● **Task description**:
Your task is to find every line in the records that holds the string "protection" and copy it.

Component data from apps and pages
######

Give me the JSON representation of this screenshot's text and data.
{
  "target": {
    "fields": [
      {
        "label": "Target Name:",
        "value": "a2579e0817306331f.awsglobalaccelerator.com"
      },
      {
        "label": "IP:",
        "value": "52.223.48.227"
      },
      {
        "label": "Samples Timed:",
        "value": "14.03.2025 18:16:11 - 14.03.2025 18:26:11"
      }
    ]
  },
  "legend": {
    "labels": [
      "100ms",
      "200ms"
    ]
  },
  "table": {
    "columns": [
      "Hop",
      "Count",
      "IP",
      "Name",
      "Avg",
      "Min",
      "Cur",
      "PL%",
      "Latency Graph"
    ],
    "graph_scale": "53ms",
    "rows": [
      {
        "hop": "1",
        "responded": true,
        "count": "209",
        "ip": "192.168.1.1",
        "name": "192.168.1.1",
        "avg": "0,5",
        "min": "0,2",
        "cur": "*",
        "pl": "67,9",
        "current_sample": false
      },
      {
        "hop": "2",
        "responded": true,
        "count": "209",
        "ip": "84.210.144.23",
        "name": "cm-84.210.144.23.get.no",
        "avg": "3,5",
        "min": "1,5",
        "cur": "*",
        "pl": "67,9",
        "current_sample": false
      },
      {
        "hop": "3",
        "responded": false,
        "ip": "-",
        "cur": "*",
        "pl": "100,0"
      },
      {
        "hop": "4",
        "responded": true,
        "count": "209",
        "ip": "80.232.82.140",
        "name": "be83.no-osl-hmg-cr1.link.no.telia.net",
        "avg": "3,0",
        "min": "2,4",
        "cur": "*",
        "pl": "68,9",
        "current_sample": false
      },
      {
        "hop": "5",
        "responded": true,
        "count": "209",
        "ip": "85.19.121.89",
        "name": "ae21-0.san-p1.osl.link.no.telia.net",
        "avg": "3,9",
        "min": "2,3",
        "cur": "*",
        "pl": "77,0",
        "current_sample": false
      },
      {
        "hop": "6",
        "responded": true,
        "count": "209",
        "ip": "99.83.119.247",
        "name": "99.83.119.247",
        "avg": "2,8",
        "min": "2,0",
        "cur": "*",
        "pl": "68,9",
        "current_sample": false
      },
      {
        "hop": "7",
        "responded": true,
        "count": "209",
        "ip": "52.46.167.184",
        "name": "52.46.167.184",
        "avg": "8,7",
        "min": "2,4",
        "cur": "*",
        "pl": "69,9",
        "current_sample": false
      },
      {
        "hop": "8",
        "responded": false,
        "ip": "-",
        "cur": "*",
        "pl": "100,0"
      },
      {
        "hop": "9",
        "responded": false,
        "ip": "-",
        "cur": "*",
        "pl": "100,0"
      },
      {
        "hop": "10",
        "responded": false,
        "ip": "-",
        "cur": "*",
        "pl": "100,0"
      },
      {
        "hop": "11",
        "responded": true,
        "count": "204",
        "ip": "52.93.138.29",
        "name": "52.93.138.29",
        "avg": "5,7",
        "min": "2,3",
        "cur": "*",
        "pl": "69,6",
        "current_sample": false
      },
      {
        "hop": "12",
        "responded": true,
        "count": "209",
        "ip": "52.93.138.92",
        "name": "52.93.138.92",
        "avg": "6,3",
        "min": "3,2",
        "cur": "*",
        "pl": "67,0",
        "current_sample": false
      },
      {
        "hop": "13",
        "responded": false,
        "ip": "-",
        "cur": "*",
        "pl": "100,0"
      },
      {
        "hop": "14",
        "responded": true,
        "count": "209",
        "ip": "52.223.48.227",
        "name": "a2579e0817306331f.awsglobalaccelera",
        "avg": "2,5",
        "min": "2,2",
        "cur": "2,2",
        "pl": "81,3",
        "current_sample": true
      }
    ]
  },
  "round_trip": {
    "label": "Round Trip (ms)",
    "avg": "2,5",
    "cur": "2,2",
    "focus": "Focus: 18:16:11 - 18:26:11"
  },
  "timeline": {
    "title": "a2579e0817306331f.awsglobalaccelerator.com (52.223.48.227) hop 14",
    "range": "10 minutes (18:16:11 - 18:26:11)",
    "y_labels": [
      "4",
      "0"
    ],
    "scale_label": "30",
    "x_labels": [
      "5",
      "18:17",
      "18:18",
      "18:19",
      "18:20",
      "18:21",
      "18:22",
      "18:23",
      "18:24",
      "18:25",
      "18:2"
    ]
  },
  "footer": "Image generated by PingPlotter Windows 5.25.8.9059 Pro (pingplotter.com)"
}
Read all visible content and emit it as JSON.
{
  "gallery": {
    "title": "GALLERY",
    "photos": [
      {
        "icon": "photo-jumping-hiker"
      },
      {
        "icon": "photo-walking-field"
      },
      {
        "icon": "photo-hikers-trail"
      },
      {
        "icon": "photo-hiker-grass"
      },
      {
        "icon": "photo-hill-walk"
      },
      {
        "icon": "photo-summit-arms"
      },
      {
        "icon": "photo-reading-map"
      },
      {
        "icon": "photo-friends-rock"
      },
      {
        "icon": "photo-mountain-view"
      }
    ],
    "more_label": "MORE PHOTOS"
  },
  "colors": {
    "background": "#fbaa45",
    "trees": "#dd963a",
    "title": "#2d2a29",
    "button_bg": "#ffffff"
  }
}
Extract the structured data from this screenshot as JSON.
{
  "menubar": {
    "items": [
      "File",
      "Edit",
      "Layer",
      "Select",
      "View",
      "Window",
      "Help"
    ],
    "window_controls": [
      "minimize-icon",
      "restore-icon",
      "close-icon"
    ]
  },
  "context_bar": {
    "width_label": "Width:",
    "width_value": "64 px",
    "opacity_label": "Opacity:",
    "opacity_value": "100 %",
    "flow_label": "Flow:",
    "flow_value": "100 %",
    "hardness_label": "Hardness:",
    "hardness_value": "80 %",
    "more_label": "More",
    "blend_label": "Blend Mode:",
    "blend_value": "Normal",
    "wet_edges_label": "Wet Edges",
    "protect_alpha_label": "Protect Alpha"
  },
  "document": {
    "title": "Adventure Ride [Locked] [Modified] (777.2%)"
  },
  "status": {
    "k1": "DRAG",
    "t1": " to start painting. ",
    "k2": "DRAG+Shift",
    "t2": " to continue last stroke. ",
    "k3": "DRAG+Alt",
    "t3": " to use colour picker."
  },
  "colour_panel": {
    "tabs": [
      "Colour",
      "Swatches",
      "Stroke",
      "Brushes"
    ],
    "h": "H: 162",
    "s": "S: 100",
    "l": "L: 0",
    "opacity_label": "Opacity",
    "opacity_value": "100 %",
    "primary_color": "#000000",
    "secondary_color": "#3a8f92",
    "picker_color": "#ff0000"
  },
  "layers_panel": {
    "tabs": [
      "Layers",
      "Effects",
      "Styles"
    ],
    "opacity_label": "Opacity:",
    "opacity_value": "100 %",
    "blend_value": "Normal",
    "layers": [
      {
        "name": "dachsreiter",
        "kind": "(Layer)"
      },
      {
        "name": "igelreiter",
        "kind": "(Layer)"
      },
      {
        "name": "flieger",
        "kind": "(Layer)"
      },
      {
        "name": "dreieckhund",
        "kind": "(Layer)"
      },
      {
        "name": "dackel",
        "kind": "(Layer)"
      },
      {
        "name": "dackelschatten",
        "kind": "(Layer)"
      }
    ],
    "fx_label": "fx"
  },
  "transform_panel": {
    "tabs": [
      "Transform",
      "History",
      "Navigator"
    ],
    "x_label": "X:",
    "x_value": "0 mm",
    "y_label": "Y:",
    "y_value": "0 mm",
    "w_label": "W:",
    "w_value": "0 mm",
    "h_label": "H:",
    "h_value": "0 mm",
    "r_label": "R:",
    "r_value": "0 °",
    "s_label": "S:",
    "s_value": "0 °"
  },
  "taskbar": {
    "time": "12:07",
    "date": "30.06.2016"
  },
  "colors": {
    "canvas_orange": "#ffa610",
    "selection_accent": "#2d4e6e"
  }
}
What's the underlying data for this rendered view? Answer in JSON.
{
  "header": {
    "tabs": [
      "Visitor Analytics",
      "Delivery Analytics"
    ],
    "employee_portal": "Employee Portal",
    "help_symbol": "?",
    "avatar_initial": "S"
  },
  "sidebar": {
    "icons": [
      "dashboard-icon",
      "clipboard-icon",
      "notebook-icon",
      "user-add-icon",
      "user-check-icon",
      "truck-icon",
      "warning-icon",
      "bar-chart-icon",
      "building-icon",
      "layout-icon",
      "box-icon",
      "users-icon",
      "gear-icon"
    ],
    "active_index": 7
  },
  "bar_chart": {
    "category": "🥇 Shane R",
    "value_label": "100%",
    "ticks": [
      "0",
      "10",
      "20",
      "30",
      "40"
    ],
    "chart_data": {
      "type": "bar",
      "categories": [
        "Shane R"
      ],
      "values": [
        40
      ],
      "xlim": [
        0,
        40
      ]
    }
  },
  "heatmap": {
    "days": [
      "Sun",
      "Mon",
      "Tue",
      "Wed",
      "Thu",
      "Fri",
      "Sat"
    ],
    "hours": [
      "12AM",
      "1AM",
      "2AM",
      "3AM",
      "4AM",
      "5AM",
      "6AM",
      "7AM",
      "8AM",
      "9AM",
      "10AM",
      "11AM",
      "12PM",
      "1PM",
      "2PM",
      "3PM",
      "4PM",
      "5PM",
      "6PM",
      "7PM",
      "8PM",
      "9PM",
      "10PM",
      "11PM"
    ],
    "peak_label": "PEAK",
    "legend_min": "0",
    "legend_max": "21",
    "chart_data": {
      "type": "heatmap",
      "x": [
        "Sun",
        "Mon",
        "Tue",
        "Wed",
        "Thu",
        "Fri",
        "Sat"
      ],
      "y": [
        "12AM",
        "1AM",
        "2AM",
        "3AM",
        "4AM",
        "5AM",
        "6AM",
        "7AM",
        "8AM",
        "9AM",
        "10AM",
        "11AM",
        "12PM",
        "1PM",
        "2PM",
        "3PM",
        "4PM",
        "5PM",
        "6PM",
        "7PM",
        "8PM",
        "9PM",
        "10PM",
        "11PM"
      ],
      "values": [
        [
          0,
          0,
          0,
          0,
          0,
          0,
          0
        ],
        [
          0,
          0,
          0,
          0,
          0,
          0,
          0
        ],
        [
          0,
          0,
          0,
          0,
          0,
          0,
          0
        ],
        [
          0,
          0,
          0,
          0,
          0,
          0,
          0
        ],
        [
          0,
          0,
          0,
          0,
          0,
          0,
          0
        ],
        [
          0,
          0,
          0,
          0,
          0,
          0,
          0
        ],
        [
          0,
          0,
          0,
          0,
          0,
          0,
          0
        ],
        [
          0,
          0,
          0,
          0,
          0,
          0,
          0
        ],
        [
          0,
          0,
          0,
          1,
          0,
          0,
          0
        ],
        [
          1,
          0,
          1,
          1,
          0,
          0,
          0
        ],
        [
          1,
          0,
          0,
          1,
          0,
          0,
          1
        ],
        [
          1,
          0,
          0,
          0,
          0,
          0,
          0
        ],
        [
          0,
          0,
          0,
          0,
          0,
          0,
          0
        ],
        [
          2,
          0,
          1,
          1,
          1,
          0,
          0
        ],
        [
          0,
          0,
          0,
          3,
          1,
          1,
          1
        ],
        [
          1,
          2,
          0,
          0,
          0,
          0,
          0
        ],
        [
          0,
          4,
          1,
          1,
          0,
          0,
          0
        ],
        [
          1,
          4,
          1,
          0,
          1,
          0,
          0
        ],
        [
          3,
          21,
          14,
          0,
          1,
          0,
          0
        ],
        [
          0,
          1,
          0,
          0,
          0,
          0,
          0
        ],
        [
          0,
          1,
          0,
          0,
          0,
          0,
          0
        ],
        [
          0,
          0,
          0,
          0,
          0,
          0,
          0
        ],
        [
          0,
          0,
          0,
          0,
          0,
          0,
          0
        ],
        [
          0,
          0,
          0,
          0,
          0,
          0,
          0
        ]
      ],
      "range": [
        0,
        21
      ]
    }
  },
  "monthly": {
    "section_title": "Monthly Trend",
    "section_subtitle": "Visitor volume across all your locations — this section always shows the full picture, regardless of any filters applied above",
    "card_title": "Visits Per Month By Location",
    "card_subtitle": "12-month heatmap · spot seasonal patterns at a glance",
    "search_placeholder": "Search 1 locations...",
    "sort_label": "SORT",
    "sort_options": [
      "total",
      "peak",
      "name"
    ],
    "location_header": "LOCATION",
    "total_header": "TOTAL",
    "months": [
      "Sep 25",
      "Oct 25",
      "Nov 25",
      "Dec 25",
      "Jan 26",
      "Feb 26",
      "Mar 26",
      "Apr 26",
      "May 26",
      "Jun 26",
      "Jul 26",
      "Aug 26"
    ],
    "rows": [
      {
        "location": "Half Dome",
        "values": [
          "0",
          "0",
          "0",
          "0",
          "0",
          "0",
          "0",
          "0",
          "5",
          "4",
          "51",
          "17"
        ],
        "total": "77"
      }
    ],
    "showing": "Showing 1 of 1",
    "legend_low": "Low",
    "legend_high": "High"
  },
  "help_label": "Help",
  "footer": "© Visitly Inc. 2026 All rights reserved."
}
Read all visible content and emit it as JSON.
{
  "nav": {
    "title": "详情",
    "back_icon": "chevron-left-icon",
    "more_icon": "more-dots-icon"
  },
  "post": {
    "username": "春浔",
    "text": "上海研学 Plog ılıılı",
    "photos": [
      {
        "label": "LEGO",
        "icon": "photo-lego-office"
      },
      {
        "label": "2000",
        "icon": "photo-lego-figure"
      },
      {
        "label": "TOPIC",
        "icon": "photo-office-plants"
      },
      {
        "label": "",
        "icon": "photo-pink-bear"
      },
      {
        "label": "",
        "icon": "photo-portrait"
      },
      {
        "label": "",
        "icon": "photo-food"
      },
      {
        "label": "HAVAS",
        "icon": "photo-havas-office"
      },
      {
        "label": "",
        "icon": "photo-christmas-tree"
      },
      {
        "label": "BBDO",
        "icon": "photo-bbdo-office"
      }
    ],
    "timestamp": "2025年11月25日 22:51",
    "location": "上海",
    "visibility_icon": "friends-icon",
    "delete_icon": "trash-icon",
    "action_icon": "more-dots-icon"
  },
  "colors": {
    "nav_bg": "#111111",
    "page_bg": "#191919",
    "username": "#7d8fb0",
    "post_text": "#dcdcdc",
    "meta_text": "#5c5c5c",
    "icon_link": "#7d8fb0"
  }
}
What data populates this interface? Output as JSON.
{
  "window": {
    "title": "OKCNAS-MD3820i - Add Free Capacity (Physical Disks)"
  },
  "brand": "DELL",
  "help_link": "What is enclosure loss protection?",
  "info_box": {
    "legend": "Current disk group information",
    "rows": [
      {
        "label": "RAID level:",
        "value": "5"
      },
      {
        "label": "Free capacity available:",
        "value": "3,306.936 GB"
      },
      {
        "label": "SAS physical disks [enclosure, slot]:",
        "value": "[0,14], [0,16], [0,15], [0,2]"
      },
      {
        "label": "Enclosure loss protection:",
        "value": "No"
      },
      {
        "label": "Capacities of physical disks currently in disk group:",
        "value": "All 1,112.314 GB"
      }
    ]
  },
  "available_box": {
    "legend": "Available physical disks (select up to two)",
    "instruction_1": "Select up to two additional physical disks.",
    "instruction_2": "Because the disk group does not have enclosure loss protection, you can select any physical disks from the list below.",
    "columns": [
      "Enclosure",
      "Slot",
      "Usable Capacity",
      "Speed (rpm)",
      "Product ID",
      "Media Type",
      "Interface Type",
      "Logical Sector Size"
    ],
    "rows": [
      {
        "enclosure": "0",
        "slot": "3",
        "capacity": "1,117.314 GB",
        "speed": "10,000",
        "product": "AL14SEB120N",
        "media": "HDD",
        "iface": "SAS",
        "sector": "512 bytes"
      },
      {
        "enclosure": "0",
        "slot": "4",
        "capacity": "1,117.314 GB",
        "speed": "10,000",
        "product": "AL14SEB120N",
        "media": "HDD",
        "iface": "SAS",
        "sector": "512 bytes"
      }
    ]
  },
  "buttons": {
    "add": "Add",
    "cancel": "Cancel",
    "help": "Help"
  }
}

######

● **Expected answer**:
  "help_link": "What is enclosure loss protection?",
        "label": "Enclosure loss protection:",
    "instruction_2": "Because the disk group does not have enclosure loss protection, you can select any physical disks from the list below.",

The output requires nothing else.